Element data from apps and pages:
====

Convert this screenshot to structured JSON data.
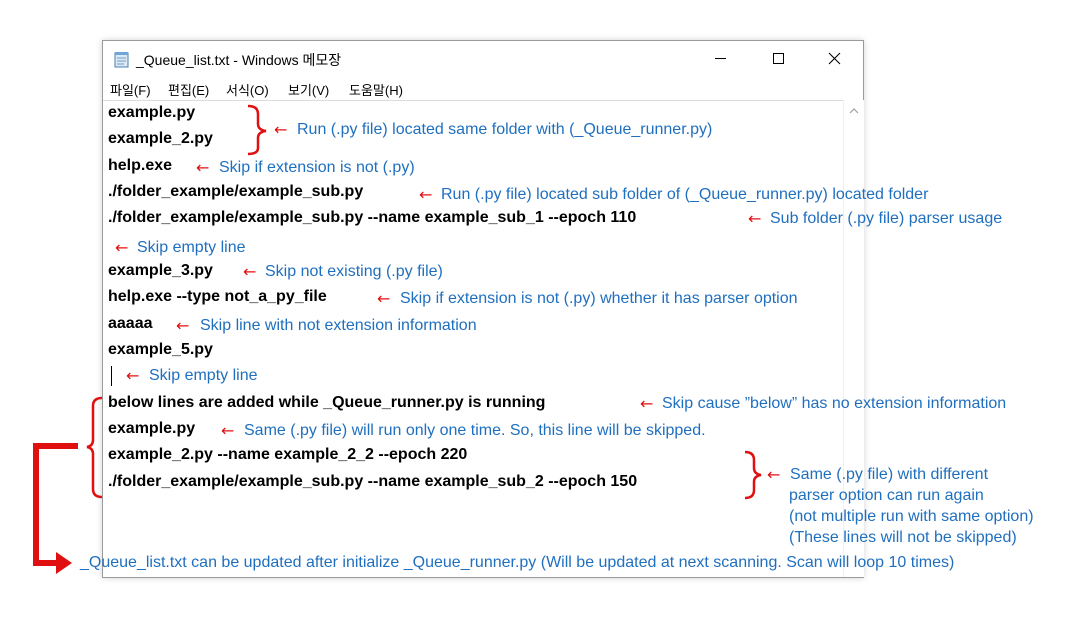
{
  "window": {
    "title": "_Queue_list.txt - Windows 메모장",
    "menu": [
      "파일(F)",
      "편집(E)",
      "서식(O)",
      "보기(V)",
      "도움말(H)"
    ]
  },
  "lines": [
    "example.py",
    "example_2.py",
    "help.exe",
    "./folder_example/example_sub.py",
    "./folder_example/example_sub.py --name example_sub_1 --epoch 110",
    "",
    "example_3.py",
    "help.exe --type not_a_py_file",
    "aaaaa",
    "example_5.py",
    "",
    "below lines are added while _Queue_runner.py is running",
    "example.py",
    "example_2.py --name example_2_2 --epoch 220",
    "./folder_example/example_sub.py --name example_sub_2 --epoch 150"
  ],
  "annotations": {
    "arrow": "←",
    "run_same_folder": "Run (.py file) located same folder with (_Queue_runner.py)",
    "skip_not_py": "Skip if extension is not (.py)",
    "run_sub_folder": "Run (.py file) located sub folder of (_Queue_runner.py) located folder",
    "parser_usage": "Sub folder (.py file) parser usage",
    "skip_empty_1": "Skip empty line",
    "skip_not_existing": "Skip not existing (.py file)",
    "skip_not_py_parser": "Skip if extension is not (.py) whether it has parser option",
    "skip_no_ext": "Skip line with not extension information",
    "skip_empty_2": "Skip empty line",
    "skip_below": "Skip cause ”below” has no extension information",
    "same_run_once": "Same (.py file) will run only one time. So, this line will be skipped.",
    "same_diff_options": [
      "Same (.py file) with different",
      "parser option can run again",
      "(not multiple run with same option)",
      "(These lines will not be skipped)"
    ],
    "footer": "_Queue_list.txt can be updated after initialize _Queue_runner.py (Will be updated at next scanning. Scan will loop 10 times)"
  },
  "colors": {
    "annotation": "#1f6fbf",
    "arrow": "#e01010"
  }
}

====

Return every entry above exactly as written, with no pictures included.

Reply to the exercise:
Convert this screenshot to structured JSON data.
{
  "window": {
    "title": "_Queue_list.txt - Windows 메모장",
    "menu": [
      "파일(F)",
      "편집(E)",
      "서식(O)",
      "보기(V)",
      "도움말(H)"
    ]
  },
  "lines": [
    "example.py",
    "example_2.py",
    "help.exe",
    "./folder_example/example_sub.py",
    "./folder_example/example_sub.py --name example_sub_1 --epoch 110",
    "",
    "example_3.py",
    "help.exe --type not_a_py_file",
    "aaaaa",
    "example_5.py",
    "",
    "below lines are added while _Queue_runner.py is running",
    "example.py",
    "example_2.py --name example_2_2 --epoch 220",
    "./folder_example/example_sub.py --name example_sub_2 --epoch 150"
  ],
  "annotations": {
    "arrow": "←",
    "run_same_folder": "Run (.py file) located same folder with (_Queue_runner.py)",
    "skip_not_py": "Skip if extension is not (.py)",
    "run_sub_folder": "Run (.py file) located sub folder of (_Queue_runner.py) located folder",
    "parser_usage": "Sub folder (.py file) parser usage",
    "skip_empty_1": "Skip empty line",
    "skip_not_existing": "Skip not existing (.py file)",
    "skip_not_py_parser": "Skip if extension is not (.py) whether it has parser option",
    "skip_no_ext": "Skip line with not extension information",
    "skip_empty_2": "Skip empty line",
    "skip_below": "Skip cause ”below” has no extension information",
    "same_run_once": "Same (.py file) will run only one time. So, this line will be skipped.",
    "same_diff_options": [
      "Same (.py file) with different",
      "parser option can run again",
      "(not multiple run with same option)",
      "(These lines will not be skipped)"
    ],
    "footer": "_Queue_list.txt can be updated after initialize _Queue_runner.py (Will be updated at next scanning. Scan will loop 10 times)"
  },
  "colors": {
    "annotation": "#1f6fbf",
    "arrow": "#e01010"
  }
}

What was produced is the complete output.